You'll have to excuse me -- I'm a Twitter newbie, and my head is exploding. Just by following a handful of people I respect and poking around a little bit, I'm finding out all kinds of things that have slipped through the holes of my sieve-like mind recently. Case in point:
I've long thought that the day would come when we do away with keyboards and all the other computer paraphernalia and communicate with machine intelligence directly with our minds. What I didn't know (and you probably did) was that earlier this year, we already took another giant step. TIME called it tweeting by thinking, and really, that's what it is. Wearing a skull cap with EEG sensors, Adam Wilson, a grad student at the UW's Brain-Computer Interface Laboratory, sent this tweet by using only his mind.
There have been a number of news stories about this in the local and national media, but I somehow missed them. I found out while trying to get the lay of the land of tweeting in Madison and saw that a Madison tweeter named Adam Wilson had more than 330,000 followers, an order of magnitude more than anybody else. I wondered what was going on and went to his Twitter page, which led me to the TIME story.

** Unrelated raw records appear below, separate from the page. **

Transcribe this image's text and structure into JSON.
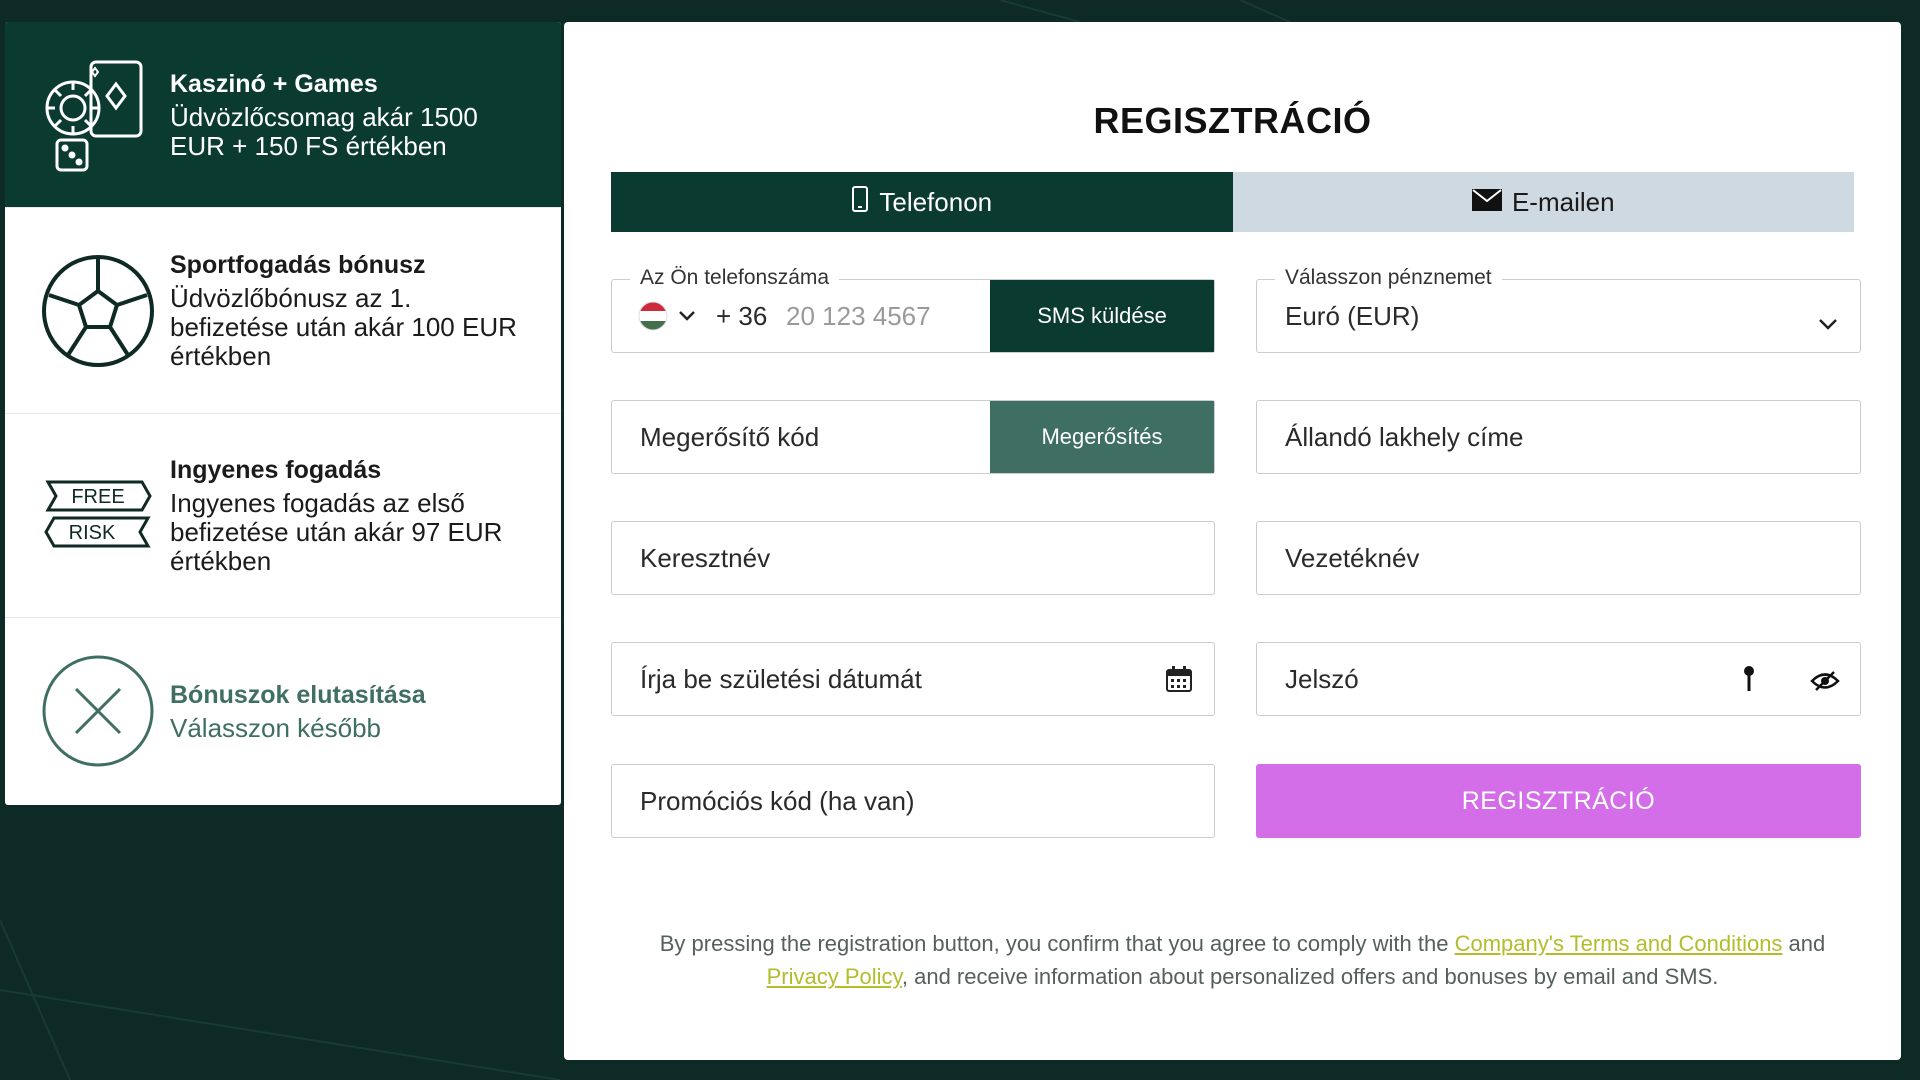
{
  "bonuses": [
    {
      "title": "Kaszinó + Games",
      "desc": "Üdvözlőcsomag akár 1500 EUR + 150 FS értékben",
      "icon": "casino-chips-cards-icon",
      "selected": true
    },
    {
      "title": "Sportfogadás bónusz",
      "desc": "Üdvözlőbónusz az 1. befizetése után akár 100 EUR értékben",
      "icon": "soccer-ball-icon",
      "selected": false
    },
    {
      "title": "Ingyenes fogadás",
      "desc": "Ingyenes fogadás az első befizetése után akár 97 EUR értékben",
      "icon": "free-risk-ticket-icon",
      "icon_text": [
        "FREE",
        "RISK"
      ],
      "selected": false
    },
    {
      "title": "Bónuszok elutasítása",
      "desc": "Válasszon később",
      "icon": "close-circle-icon",
      "selected": false
    }
  ],
  "registration": {
    "title": "REGISZTRÁCIÓ",
    "tabs": [
      {
        "label": "Telefonon",
        "icon": "phone-icon",
        "active": true
      },
      {
        "label": "E-mailen",
        "icon": "envelope-icon",
        "active": false
      }
    ],
    "phone": {
      "legend": "Az Ön telefonszáma",
      "country_flag": "hungary-flag-icon",
      "prefix": "+ 36",
      "placeholder": "20 123 4567",
      "send_button": "SMS küldése"
    },
    "currency": {
      "legend": "Válasszon pénznemet",
      "value": "Euró (EUR)"
    },
    "confirm_code": {
      "placeholder": "Megerősítő kód",
      "button": "Megerősítés"
    },
    "address": {
      "placeholder": "Állandó lakhely címe"
    },
    "first_name": {
      "placeholder": "Keresztnév"
    },
    "last_name": {
      "placeholder": "Vezetéknév"
    },
    "birthdate": {
      "placeholder": "Írja be születési dátumát"
    },
    "password": {
      "placeholder": "Jelszó"
    },
    "promo": {
      "placeholder": "Promóciós kód (ha van)"
    },
    "submit": "REGISZTRÁCIÓ",
    "legal": {
      "before": "By pressing the registration button, you confirm that you agree to comply with the ",
      "terms_link": "Company's Terms and Conditions",
      "middle": " and ",
      "privacy_link": "Privacy Policy",
      "after": ", and receive information about personalized offers and bonuses by email and SMS."
    }
  },
  "colors": {
    "dark_green": "#0b3a31",
    "muted_green": "#3f6e63",
    "tab_inactive": "#cfd9e2",
    "register_button": "#d36ee8",
    "link": "#b3bd2a",
    "background": "#0d2a26"
  }
}
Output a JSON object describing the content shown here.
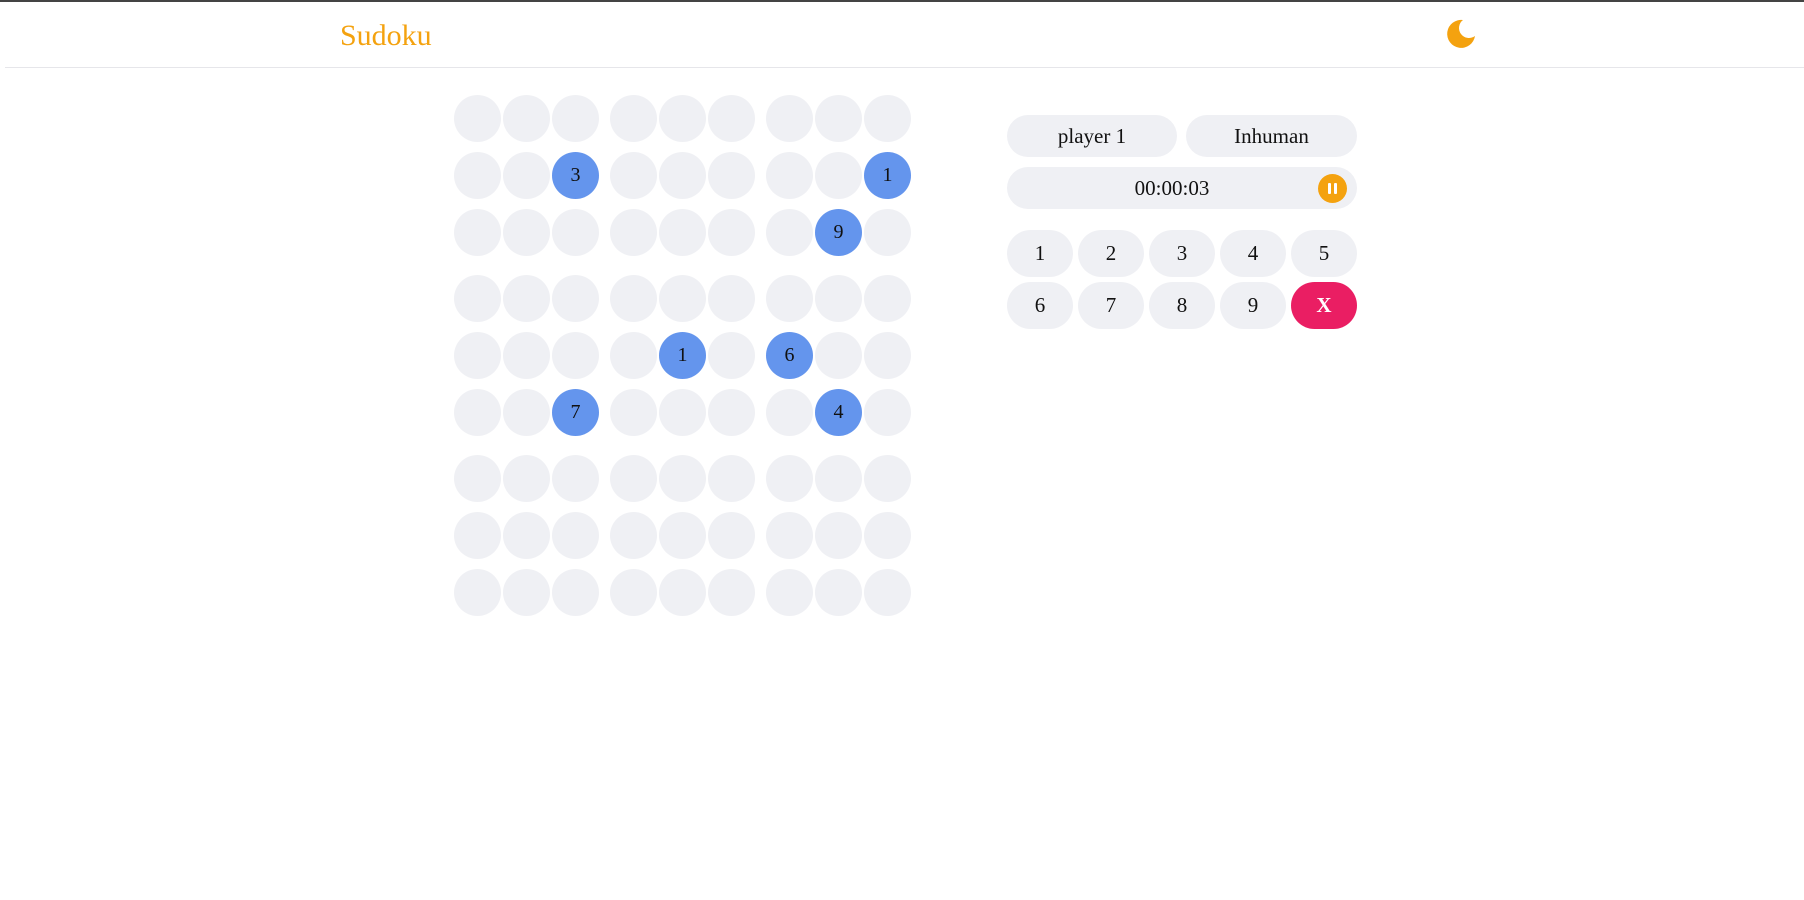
{
  "app": {
    "title": "Sudoku"
  },
  "theme": {
    "icon": "moon-icon",
    "accent_color": "#f4a20f",
    "given_cell_color": "#6495ed",
    "empty_cell_color": "#eff0f4",
    "erase_color": "#ea1e63"
  },
  "board": {
    "rows": [
      [
        "",
        "",
        "",
        "",
        "",
        "",
        "",
        "",
        ""
      ],
      [
        "",
        "",
        "3",
        "",
        "",
        "",
        "",
        "",
        "1"
      ],
      [
        "",
        "",
        "",
        "",
        "",
        "",
        "",
        "9",
        ""
      ],
      [
        "",
        "",
        "",
        "",
        "",
        "",
        "",
        "",
        ""
      ],
      [
        "",
        "",
        "",
        "",
        "1",
        "",
        "6",
        "",
        ""
      ],
      [
        "",
        "",
        "7",
        "",
        "",
        "",
        "",
        "4",
        ""
      ],
      [
        "",
        "",
        "",
        "",
        "",
        "",
        "",
        "",
        ""
      ],
      [
        "",
        "",
        "",
        "",
        "",
        "",
        "",
        "",
        ""
      ],
      [
        "",
        "",
        "",
        "",
        "",
        "",
        "",
        "",
        ""
      ]
    ]
  },
  "game": {
    "player_name": "player 1",
    "difficulty": "Inhuman",
    "timer": "00:00:03",
    "pause_icon": "pause-icon"
  },
  "numpad": {
    "keys": [
      "1",
      "2",
      "3",
      "4",
      "5",
      "6",
      "7",
      "8",
      "9"
    ],
    "erase_label": "X"
  }
}
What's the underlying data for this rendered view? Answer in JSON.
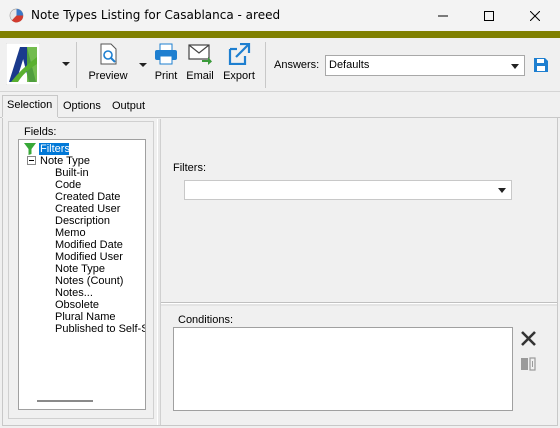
{
  "window": {
    "title": "Note Types Listing for Casablanca - areed",
    "minimize_icon": "minimize-icon",
    "maximize_icon": "maximize-icon",
    "close_icon": "close-icon"
  },
  "colors": {
    "accent_strip": "#808000",
    "selection": "#0078d7",
    "logo_blue": "#1a3a8c",
    "logo_green": "#5ab030",
    "action_blue": "#1e7fd0"
  },
  "toolbar": {
    "logo_icon": "app-logo-icon",
    "preview_label": "Preview",
    "print_label": "Print",
    "email_label": "Email",
    "export_label": "Export",
    "answers_label": "Answers:",
    "answers_value": "Defaults",
    "save_icon": "save-icon"
  },
  "tabs": [
    {
      "label": "Selection",
      "active": true
    },
    {
      "label": "Options",
      "active": false
    },
    {
      "label": "Output",
      "active": false
    }
  ],
  "fields": {
    "group_label": "Fields:",
    "root": {
      "label": "Filters",
      "icon": "funnel-icon"
    },
    "node": {
      "label": "Note Type",
      "expander": "−"
    },
    "items": [
      "Built-in",
      "Code",
      "Created Date",
      "Created User",
      "Description",
      "Memo",
      "Modified Date",
      "Modified User",
      "Note Type",
      "Notes (Count)",
      "Notes...",
      "Obsolete",
      "Plural Name",
      "Published to Self-S"
    ]
  },
  "filters": {
    "label": "Filters:",
    "value": ""
  },
  "conditions": {
    "label": "Conditions:",
    "delete_icon": "delete-icon",
    "edit_icon": "edit-icon"
  }
}
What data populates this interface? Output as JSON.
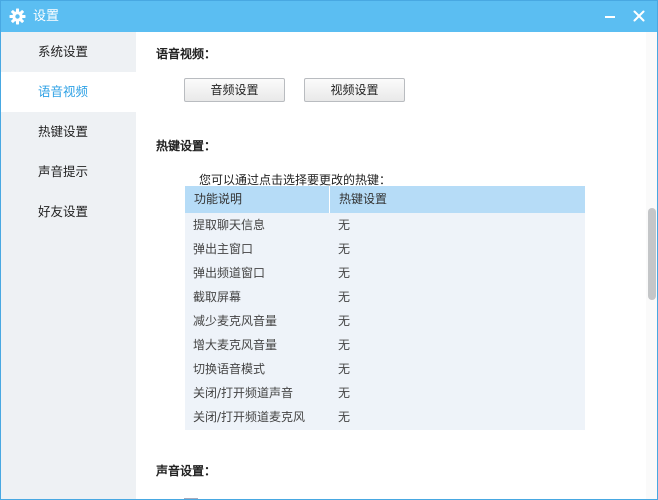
{
  "window": {
    "title": "设置",
    "icon": "gear-icon",
    "accent_color": "#5bbef2",
    "active_color": "#2ea1e5"
  },
  "sidebar": {
    "items": [
      {
        "label": "系统设置"
      },
      {
        "label": "语音视频",
        "active": true
      },
      {
        "label": "热键设置"
      },
      {
        "label": "声音提示"
      },
      {
        "label": "好友设置"
      }
    ]
  },
  "voice_video": {
    "title": "语音视频：",
    "audio_button": "音频设置",
    "video_button": "视频设置"
  },
  "hotkeys": {
    "title": "热键设置：",
    "hint": "您可以通过点击选择要更改的热键：",
    "columns": [
      "功能说明",
      "热键设置"
    ],
    "rows": [
      {
        "name": "提取聊天信息",
        "key": "无"
      },
      {
        "name": "弹出主窗口",
        "key": "无"
      },
      {
        "name": "弹出频道窗口",
        "key": "无"
      },
      {
        "name": "截取屏幕",
        "key": "无"
      },
      {
        "name": "减少麦克风音量",
        "key": "无"
      },
      {
        "name": "增大麦克风音量",
        "key": "无"
      },
      {
        "name": "切换语音模式",
        "key": "无"
      },
      {
        "name": "关闭/打开频道声音",
        "key": "无"
      },
      {
        "name": "关闭/打开频道麦克风",
        "key": "无"
      }
    ]
  },
  "sound": {
    "title": "声音设置："
  }
}
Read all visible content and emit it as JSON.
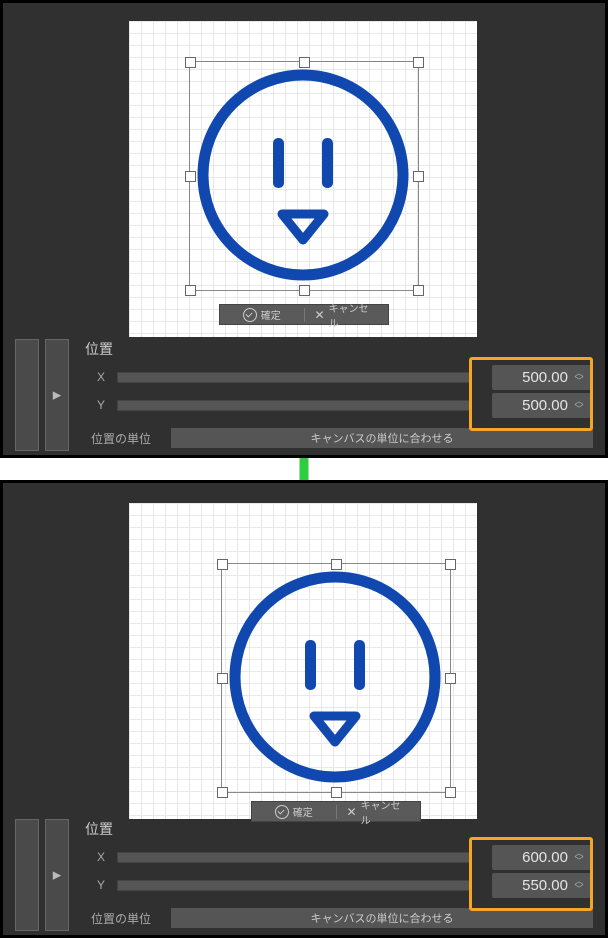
{
  "panel_title": "位置",
  "axis_x": "X",
  "axis_y": "Y",
  "confirm_label": "確定",
  "cancel_label": "キャンセル",
  "unit_label": "位置の単位",
  "unit_value": "キャンバスの単位に合わせる",
  "top": {
    "x": "500.00",
    "y": "500.00"
  },
  "bot": {
    "x": "600.00",
    "y": "550.00"
  }
}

Obviously the direct data link beween minds and computers is in its infancy, and it's not clear how fast it will progress. But Moore's law, which says computing power roughly doubles every two years or less, and which also seems to describe the exponential growth of other technological processes, might give us a hint.
Currently the speediest brain tweeters just manage a bit more than a word a minute (8 characters). You can follow the progression down the road and see where it leads: 2 years, 2 words per minute; 4 years, 4 words; 6 years, 8 words; 8 years, 16 words; 10 years, 32 words, 12 years, 64 words. And in a decade and a half, 128 words per minute, which takes you into the range of conversational speech.
In other words, in about a decade or so you might want to start switching some of your portfolio away from companies that make e-readers, tablets and the like, into companies making stylish electronic skull caps.